There is little evidence as to the influence of CFRD on pregnancy outcomes. One recent cohort study of 249 women with 314 infants with 11.6% having CFRD reported women with diabetes had higher rates of assisted conception and caesarean section, with similar rates of preterm birth and similar infant birth weight.312

Women with cystic fibrosis who are planning a pregnancy or have had pregnancy confirmed should be screened for CFRD at the earliest opportunity using an OGTT. If nausea and vomiting of pregnancy preclude an OGTT, consider five days of SMBG. Women who do not have CFRD should be screened for gestational diabetes.

Women with cystic fibrosis should be managed during pregnancy in a multidisciplinary team setting with appropriate support and resources to guide a high-risk pregnancy.

Acknowledgements

We would like to thank ADIPS Limited Board of Directors and ADIPS membership, as well as the following professional organisations for their valuable feedback on the ADIPS 2020 guideline for pre-existing diabetes and pregnancy: Australian College of Rural & Remote Medicine (ACRRM), Australian Diabetes Educators Association (ADEA), Australian Diabetes Society (ADS), Australian and New Zealand Society of Nephrology (ANZSN), Diabetes Australia (DA), Dietitians Association of Australia (DAA), The Endocrine Society of Australia (ESA), The Royal Australasian College of Physicians (RACP), The Royal Australian College of General Practitioners (RACGP), The Royal Australian and New Zealand College of Obstetricians and Gynaecologists (RANZCOG), The Royal Australian and New Zealand College of Ophthalmologists (RANZCO), Rural Support Service SA Health, Society of Obstetric Medicine of Australia and New Zealand (SOMANZ), New Zealand College of Midwives.

    Funding Information

    No financial contributions were received.

    Disclaimer

    This guideline is intended as a guide and provided for information purposes only. The information has been prepared using a multidisciplinary approach with reference to the best information and evidence available at the time of preparation. No assurance is given that the information is entirely complete, current, or accurate in every respect.

    The guideline is not a substitute for clinical judgement, knowledge and expertise, or medical advice. Variation from the guideline, taking into account individual circumstances may be appropriate.

    This guideline does not address all elements of standard practice and accepts that individual clinicians are responsible for:

    • providing care within the context of locally available resources, expertise, and scope of practice
    • supporting consumer rights and informed decision making in partnership with healthcare practitioners including the right to decline intervention or ongoing management
    • advising consumers of their choices in an environment that is culturally appropriate and which enables comfortable and confidential discussion. This includes the use of interpreter services where necessary
    • ensuring informed consent is obtained prior to delivering care
    • meeting all legislative requirements and professional standards
    • applying standard precautions, and additional precautions as necessary, when delivering care
    • documenting all care in accordance with mandatory and local requirements.

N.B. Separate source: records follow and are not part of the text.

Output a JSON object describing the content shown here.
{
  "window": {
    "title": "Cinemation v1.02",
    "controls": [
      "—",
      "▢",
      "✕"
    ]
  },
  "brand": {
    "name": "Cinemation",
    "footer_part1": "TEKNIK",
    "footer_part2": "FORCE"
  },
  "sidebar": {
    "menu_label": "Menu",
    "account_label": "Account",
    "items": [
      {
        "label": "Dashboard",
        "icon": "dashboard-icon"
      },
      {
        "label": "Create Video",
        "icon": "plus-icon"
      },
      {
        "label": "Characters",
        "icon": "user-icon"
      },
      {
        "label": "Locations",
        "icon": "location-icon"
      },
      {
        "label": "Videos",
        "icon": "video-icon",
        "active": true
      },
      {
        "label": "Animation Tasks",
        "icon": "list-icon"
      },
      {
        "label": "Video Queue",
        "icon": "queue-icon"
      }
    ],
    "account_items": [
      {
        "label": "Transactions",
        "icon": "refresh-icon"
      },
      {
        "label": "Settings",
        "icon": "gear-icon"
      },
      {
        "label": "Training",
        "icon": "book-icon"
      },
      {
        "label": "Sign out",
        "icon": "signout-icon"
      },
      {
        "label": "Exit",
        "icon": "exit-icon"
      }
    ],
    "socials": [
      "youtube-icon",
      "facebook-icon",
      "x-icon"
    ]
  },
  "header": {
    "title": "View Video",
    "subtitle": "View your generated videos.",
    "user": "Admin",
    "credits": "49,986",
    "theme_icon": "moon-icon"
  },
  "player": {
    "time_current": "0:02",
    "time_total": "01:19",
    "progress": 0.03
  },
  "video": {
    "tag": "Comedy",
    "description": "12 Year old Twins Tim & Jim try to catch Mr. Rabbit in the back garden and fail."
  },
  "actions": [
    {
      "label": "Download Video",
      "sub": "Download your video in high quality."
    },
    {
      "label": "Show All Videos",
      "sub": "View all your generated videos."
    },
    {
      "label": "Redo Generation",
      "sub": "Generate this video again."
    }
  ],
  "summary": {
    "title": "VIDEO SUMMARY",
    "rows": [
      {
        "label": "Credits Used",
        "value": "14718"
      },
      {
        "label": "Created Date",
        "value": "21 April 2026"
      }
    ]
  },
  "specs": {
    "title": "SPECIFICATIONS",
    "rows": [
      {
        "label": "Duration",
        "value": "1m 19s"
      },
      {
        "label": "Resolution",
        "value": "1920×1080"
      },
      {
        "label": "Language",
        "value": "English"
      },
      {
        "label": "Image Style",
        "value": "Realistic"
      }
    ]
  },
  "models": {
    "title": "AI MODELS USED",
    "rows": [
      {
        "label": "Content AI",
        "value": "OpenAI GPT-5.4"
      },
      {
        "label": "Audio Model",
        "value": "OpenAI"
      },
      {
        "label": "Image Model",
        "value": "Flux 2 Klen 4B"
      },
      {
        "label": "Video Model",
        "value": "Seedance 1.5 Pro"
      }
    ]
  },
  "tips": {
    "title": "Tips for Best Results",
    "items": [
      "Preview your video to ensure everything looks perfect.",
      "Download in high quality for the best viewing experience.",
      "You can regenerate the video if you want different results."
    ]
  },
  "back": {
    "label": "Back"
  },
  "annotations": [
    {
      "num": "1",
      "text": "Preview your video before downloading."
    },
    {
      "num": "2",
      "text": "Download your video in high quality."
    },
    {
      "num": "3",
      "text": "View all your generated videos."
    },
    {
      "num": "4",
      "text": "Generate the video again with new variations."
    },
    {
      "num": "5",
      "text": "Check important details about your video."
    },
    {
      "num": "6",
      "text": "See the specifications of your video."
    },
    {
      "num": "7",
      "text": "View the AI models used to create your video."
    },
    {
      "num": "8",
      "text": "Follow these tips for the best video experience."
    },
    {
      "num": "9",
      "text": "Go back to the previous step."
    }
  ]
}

    The Australasian Diabetes in Pregnancy Society Limited disclaims, to the maximum extent permitted by law, all responsibility and all liability (including without limitation, liability in negligence) for all expenses, losses, damages and costs incurred for any reason associated with the use of this guideline, including the materials within or referred to throughout this document being in any way inaccurate, out of context, incomplete or unavailable.